An outstanding novel.
The first of two volumes, its full title is The Astonishing Life of Octavian Nothing, Traitor To The Nation – Volume 1: The Pox Party. I already tell everyone I meet to read this author’s fantastic satirical novel, Feed, and now I shall be telling them to read this.
I dare say young readers – especially those unfamiliar with Feed and Anderson’s other novels – may struggle to get into it, fearful that the formal eighteenth century diction and grammar of Octavian’s narrative might never develop into a compelling story. But they will soon be fascinated by the narrator’s realtionship with his young teenage mother and by all the goings-on at the College of Lucidity, where Octavian is treated to a trial education of letters and manners.
Eventually both the boy and the mother fall victim to another trial involving smallpox. Dr Trefusis observes at one point during this harrowing section of the book, “When I peer into the reaches of the most distant futurity, I fear that even in some unseen epock when there are colonies even upon the moon itself, there shall still be gatherings like this, where the young, blinded by privilege, shall dance and giggle and compare their poxy legions.” It is just that ‘most distant futurity’ which Andersen describes (in a far different prose) in Feed.
Octavian’s own narrative comes to an abrupt halt three quarters of the way through the novel, at a moment of great heartbreak, and it is a tribute to Andersen’s skill and confidence as a stylist that the miscellany of documents and correspondence that fills most of the remaining part of this first volume holds the reader riveted until Octavian’s return.
I haven’t mentioned yet that Octavian is a black child born to an African mother; that the book is about slavery and the events leading up to the War of Independence.
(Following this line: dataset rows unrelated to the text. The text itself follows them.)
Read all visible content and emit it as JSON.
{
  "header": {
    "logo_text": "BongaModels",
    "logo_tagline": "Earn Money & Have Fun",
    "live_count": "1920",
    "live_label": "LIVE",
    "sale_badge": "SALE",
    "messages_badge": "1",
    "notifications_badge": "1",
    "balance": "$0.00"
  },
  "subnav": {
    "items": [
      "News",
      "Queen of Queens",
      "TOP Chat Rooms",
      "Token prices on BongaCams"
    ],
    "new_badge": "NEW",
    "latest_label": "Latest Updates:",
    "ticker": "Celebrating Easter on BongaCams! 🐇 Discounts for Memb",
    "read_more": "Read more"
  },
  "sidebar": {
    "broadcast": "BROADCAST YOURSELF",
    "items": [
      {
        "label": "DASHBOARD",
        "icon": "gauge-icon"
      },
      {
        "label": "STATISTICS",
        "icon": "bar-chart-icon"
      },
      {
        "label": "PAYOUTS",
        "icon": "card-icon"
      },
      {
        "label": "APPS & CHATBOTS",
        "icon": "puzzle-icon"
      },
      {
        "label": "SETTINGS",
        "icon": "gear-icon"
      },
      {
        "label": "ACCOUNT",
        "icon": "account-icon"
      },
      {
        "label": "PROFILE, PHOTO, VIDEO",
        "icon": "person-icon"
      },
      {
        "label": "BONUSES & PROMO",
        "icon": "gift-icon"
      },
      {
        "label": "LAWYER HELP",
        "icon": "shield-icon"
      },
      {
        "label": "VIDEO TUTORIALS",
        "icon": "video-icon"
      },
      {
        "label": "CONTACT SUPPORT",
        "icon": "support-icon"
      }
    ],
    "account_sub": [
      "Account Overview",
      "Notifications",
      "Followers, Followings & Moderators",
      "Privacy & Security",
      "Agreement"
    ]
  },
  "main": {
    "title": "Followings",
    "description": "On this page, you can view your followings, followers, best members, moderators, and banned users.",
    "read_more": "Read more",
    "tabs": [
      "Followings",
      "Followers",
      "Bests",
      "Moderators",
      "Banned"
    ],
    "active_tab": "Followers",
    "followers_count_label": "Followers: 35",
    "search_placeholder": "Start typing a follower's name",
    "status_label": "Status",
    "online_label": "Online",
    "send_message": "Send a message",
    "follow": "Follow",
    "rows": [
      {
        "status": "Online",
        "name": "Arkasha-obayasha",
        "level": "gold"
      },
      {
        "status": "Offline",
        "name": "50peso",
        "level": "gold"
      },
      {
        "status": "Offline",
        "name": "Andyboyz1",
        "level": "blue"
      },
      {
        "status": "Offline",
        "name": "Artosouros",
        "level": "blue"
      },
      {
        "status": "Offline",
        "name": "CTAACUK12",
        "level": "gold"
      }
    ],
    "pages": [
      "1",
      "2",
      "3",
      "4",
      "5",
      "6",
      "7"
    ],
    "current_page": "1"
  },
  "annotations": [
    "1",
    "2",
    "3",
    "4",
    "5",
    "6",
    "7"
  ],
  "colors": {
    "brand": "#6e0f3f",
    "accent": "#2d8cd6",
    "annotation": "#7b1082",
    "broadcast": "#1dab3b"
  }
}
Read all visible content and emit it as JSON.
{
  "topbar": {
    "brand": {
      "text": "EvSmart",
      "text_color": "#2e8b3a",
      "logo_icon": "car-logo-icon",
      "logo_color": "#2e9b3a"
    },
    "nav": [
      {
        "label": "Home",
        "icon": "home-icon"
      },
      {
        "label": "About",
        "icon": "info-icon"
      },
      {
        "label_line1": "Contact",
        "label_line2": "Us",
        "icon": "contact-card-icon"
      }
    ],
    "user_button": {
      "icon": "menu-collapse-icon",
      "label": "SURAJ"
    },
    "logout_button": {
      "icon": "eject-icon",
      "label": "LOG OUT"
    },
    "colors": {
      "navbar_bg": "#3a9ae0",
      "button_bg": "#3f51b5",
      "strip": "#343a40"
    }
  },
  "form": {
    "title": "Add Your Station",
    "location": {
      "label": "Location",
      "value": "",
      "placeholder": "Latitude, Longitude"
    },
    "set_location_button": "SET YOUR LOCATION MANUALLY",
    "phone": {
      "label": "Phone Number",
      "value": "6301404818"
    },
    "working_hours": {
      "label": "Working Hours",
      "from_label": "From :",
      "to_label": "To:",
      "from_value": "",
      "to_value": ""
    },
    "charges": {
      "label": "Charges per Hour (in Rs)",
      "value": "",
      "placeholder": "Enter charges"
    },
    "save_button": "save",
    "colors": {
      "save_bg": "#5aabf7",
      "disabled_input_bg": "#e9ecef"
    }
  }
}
Those are the themes. And Andersen’s book will remain a classic treatment of slavery and the birth of the American nation for a very long time to come.